Assignment: The records follow. Filter them to the lines that hold "éducation".

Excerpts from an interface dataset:
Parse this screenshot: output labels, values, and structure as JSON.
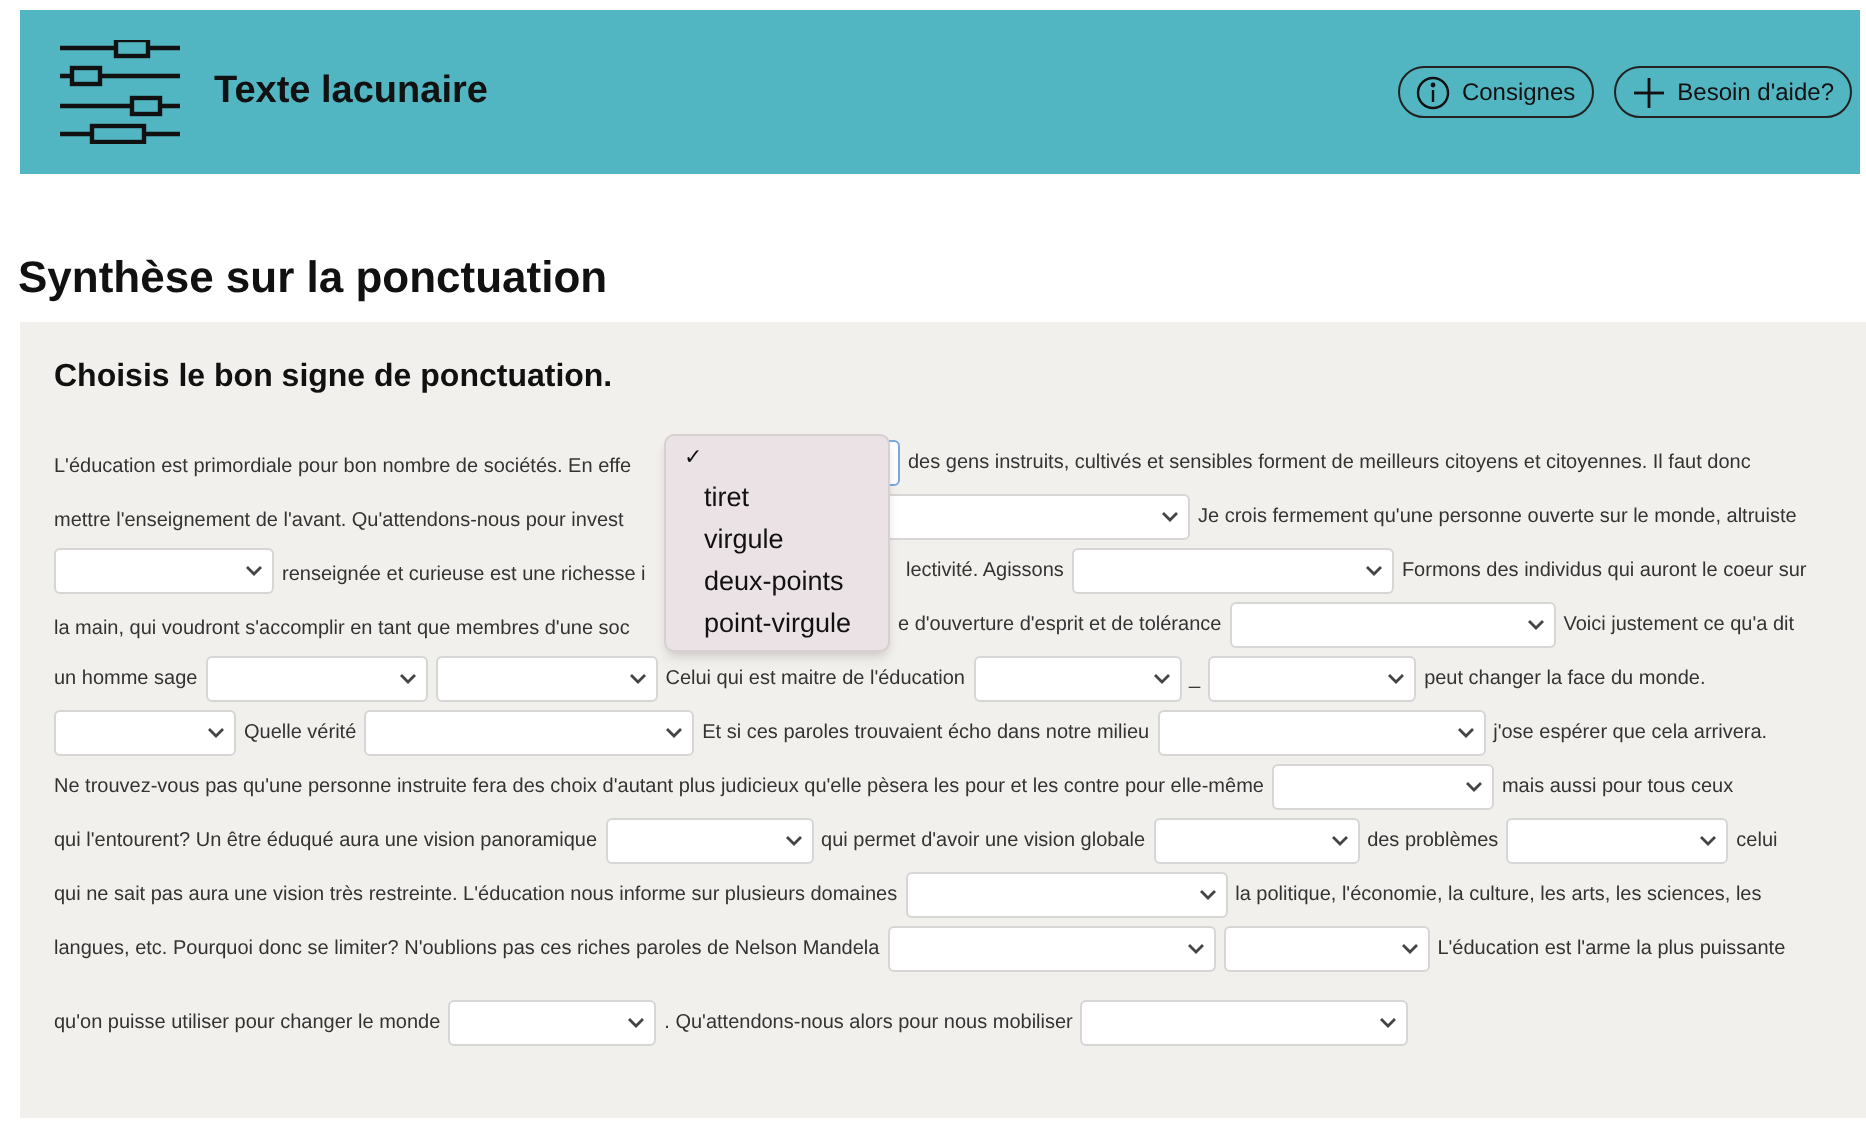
{
  "header": {
    "title": "Texte lacunaire",
    "buttons": [
      {
        "kind": "info",
        "label": "Consignes"
      },
      {
        "kind": "help",
        "label": "Besoin d'aide?"
      }
    ]
  },
  "page_title": "Synthèse sur la ponctuation",
  "exercise": {
    "instruction": "Choisis le bon signe de ponctuation.",
    "lines": [
      {
        "segments": [
          {
            "kind": "text",
            "text": "L'éducation est primordiale pour bon nombre de sociétés. En effe"
          },
          {
            "kind": "select",
            "open": true
          },
          {
            "kind": "text",
            "text": "des gens instruits, cultivés et sensibles forment de meilleurs citoyens et citoyennes. Il faut donc"
          }
        ]
      },
      {
        "segments": [
          {
            "kind": "text",
            "text": "mettre l'enseignement de l'avant. Qu'attendons-nous pour invest"
          },
          {
            "kind": "select",
            "open": false
          },
          {
            "kind": "text",
            "text": "Je crois fermement qu'une personne ouverte sur le monde, altruiste"
          }
        ]
      },
      {
        "segments": [
          {
            "kind": "select",
            "open": false
          },
          {
            "kind": "text",
            "text": "renseignée et curieuse est une richesse i"
          },
          {
            "kind": "text",
            "text": "lectivité. Agissons"
          },
          {
            "kind": "select",
            "open": false
          },
          {
            "kind": "text",
            "text": "Formons des individus qui auront le coeur sur"
          }
        ]
      },
      {
        "segments": [
          {
            "kind": "text",
            "text": "la main, qui voudront s'accomplir en tant que membres d'une soc"
          },
          {
            "kind": "text",
            "text": "e d'ouverture d'esprit et de tolérance"
          },
          {
            "kind": "select",
            "open": false
          },
          {
            "kind": "text",
            "text": "Voici justement ce qu'a dit"
          }
        ]
      },
      {
        "segments": [
          {
            "kind": "text",
            "text": "un homme sage"
          },
          {
            "kind": "select",
            "open": false
          },
          {
            "kind": "select",
            "open": false
          },
          {
            "kind": "text",
            "text": "Celui qui est maitre de l'éducation"
          },
          {
            "kind": "select",
            "open": false
          },
          {
            "kind": "text",
            "text": "_"
          },
          {
            "kind": "select",
            "open": false
          },
          {
            "kind": "text",
            "text": "peut changer la face du monde."
          }
        ]
      },
      {
        "segments": [
          {
            "kind": "select",
            "open": false
          },
          {
            "kind": "text",
            "text": "Quelle vérité"
          },
          {
            "kind": "select",
            "open": false
          },
          {
            "kind": "text",
            "text": "Et si ces paroles trouvaient écho dans notre milieu"
          },
          {
            "kind": "select",
            "open": false
          },
          {
            "kind": "text",
            "text": "j'ose espérer que cela arrivera."
          }
        ]
      },
      {
        "segments": [
          {
            "kind": "text",
            "text": "Ne trouvez-vous pas qu'une personne instruite fera des choix d'autant plus judicieux qu'elle pèsera les pour et les contre pour elle-même"
          },
          {
            "kind": "select",
            "open": false
          },
          {
            "kind": "text",
            "text": "mais aussi pour tous ceux"
          }
        ]
      },
      {
        "segments": [
          {
            "kind": "text",
            "text": "qui l'entourent? Un être éduqué aura une vision panoramique"
          },
          {
            "kind": "select",
            "open": false
          },
          {
            "kind": "text",
            "text": "qui permet d'avoir une vision globale"
          },
          {
            "kind": "select",
            "open": false
          },
          {
            "kind": "text",
            "text": "des problèmes"
          },
          {
            "kind": "select",
            "open": false
          },
          {
            "kind": "text",
            "text": "celui"
          }
        ]
      },
      {
        "segments": [
          {
            "kind": "text",
            "text": "qui ne sait pas aura une vision très restreinte. L'éducation nous informe sur plusieurs domaines"
          },
          {
            "kind": "select",
            "open": false
          },
          {
            "kind": "text",
            "text": "la politique, l'économie, la culture, les arts, les sciences, les"
          }
        ]
      },
      {
        "segments": [
          {
            "kind": "text",
            "text": "langues, etc. Pourquoi donc se limiter? N'oublions pas ces riches paroles de Nelson Mandela"
          },
          {
            "kind": "select",
            "open": false
          },
          {
            "kind": "select",
            "open": false
          },
          {
            "kind": "text",
            "text": "L'éducation est l'arme la plus puissante"
          }
        ]
      },
      {
        "segments": [
          {
            "kind": "text",
            "text": "qu'on puisse utiliser pour changer le monde"
          },
          {
            "kind": "select",
            "open": false
          },
          {
            "kind": "text",
            "text": ". Qu'attendons-nous alors pour nous mobiliser"
          },
          {
            "kind": "select",
            "open": false
          }
        ]
      }
    ]
  },
  "dropdown_menu": {
    "blank_option": {
      "mark": "✓",
      "selected": true
    },
    "options": [
      {
        "label": "tiret",
        "selected": false
      },
      {
        "label": "virgule",
        "selected": false
      },
      {
        "label": "deux-points",
        "selected": false
      },
      {
        "label": "point-virgule",
        "selected": false
      }
    ]
  }
}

Result of this task:
            "text": "L'éducation est primordiale pour bon nombre de sociétés. En effe"
            "text": "Celui qui est maitre de l'éducation"
            "text": "qui ne sait pas aura une vision très restreinte. L'éducation nous informe sur plusieurs domaines"
            "text": "L'éducation est l'arme la plus puissante"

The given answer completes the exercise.